OPINION I guess it’s the thought that counts. It kind of reminds me of those Valentine’s Day cards we used to get in school. They meant well, but really, I’m not sure I felt special when I knew the girl I had a crush on had sent similar cards to every other guy in the class. Do you remember when Sally Field won the Oscar for the film Places in the Heart? “I can’t deny the fact that you like me. Right now. You like me,” she said.
OPINION This week, we got a little foretaste of what’s ahead for Montreal this summer if you want to get just about anywhere. If you tried to cross the Mercier Bridge on Wednesday morning, you were in for a rough ride: a six-kilometre backlog, because a contractor delayed the reopening of the bridge, because the concrete he poured was not dry. Two hours to cross. You would have thought they would have poured concrete often enough to have it all figured out. Another fine moment for Transport Quebec.
Say it ain’t so Phil. Please say it ain’t so. Have we so soon forgotten the last two attempts at nation building? Have we learned nothing from the lessons of Meech Lake and the Charlottetown Accord, aka Meech Light? Things on the unity front are going well these days, so why touch it? There is relative peace on the on linguistic front. Quebec is no longer holding a knife to the throat of Canada.
Muck Rack makes it simple to find people, tweets, or articles that mention any name, keyword, company, hashtag etc. We've compiled this guide to help you make the most of your search.
Selecting a term
Start searching tweets, articles from media outlets, articles mentioned in tweets, journalists'
names, titles and bios with some suggested searches:
Companies or Topics (e.g. iPhone, Microsoft)
Phrases (e.g. "cloud computing") — use quotes to keep the terms together
Twitter handles (e.g. @username) — returns those who have mentioned or replied to
Names (e.g. "David Pogue")
Hashtags (e.g. #sxsw, #london2012)

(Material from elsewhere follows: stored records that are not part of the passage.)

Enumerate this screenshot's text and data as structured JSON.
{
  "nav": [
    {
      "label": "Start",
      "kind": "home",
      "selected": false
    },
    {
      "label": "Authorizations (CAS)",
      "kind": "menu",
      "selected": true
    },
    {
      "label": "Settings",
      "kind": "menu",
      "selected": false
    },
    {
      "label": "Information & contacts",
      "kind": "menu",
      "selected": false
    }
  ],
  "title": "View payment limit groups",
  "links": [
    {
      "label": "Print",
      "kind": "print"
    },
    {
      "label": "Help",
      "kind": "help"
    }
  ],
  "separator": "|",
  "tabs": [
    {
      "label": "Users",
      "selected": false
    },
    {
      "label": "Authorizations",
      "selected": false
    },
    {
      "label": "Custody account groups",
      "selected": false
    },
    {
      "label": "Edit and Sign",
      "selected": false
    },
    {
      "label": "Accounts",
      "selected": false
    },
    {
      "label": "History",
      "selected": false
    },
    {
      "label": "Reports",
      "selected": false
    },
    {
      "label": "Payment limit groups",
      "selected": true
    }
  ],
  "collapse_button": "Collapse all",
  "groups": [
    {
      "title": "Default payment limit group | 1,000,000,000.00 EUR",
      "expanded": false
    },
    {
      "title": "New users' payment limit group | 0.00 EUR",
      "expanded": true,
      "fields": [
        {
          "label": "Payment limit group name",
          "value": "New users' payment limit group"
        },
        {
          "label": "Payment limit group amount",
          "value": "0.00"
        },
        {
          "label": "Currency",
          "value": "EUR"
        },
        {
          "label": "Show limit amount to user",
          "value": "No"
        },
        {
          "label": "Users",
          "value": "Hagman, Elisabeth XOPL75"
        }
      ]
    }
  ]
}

Bio details (e.g. vegan, Olympics, father)
Muck Rack's Advanced Search allows for many boolean operators.
Find results that mention multiple specified terms, use AND or
+. For example, ensure each result contains both Elon Musk and Mark Zuckerberg by
searching Obama AND Romney or Obama + Romney.
Use the operators OR or , to broaden your search when you'd like either of
multiple terms to appear in results. (This is the default behavior of our search when no operators
are used.) For example, search for democrat OR republican to find results that refer to
Democrats and/or Republicans.
Use NOT or - to subtract results from your search. For
example, searching Disney will yield results about the Walt Disney Company as well as Walt Disney
World Resort. To exclude mentions of Disney World, search for Disney -World or Disney
When using one of these operators with a phrase, enclose it in quotation marks. For example, you can
find results about smartphones excluding Apple's iPhone 4S by searching smartphone -"iPhone
Exact case matching or punctuation
If you're searching for a brand name or keyword that relies on specific punctuation marks or capitalization, you can
find results that match your exact query by adding matchcase: before the keyword you're searching for, like matchcase:E*TRADE .
Use parentheses to separate multiple
boolean phrases. For example, to find journalists talking about having fun in Disney World or
Disneyland, search for ("disney world" OR disneyland) AND fun.
An asterisk can be used to search for any variation of a root word truncated by the asterisk. For example, searching for admin* will return results for administrator, administration, administer, administered, etc.
A near operator is an AND operator where you can control the distance between the words. You can vary the distance the near operation uses by adding a forward slash and number (between 0-99) such as strawberries NEAR/10 "whipped cream", which means the strawberries must exist within 10 words of "whipped cream".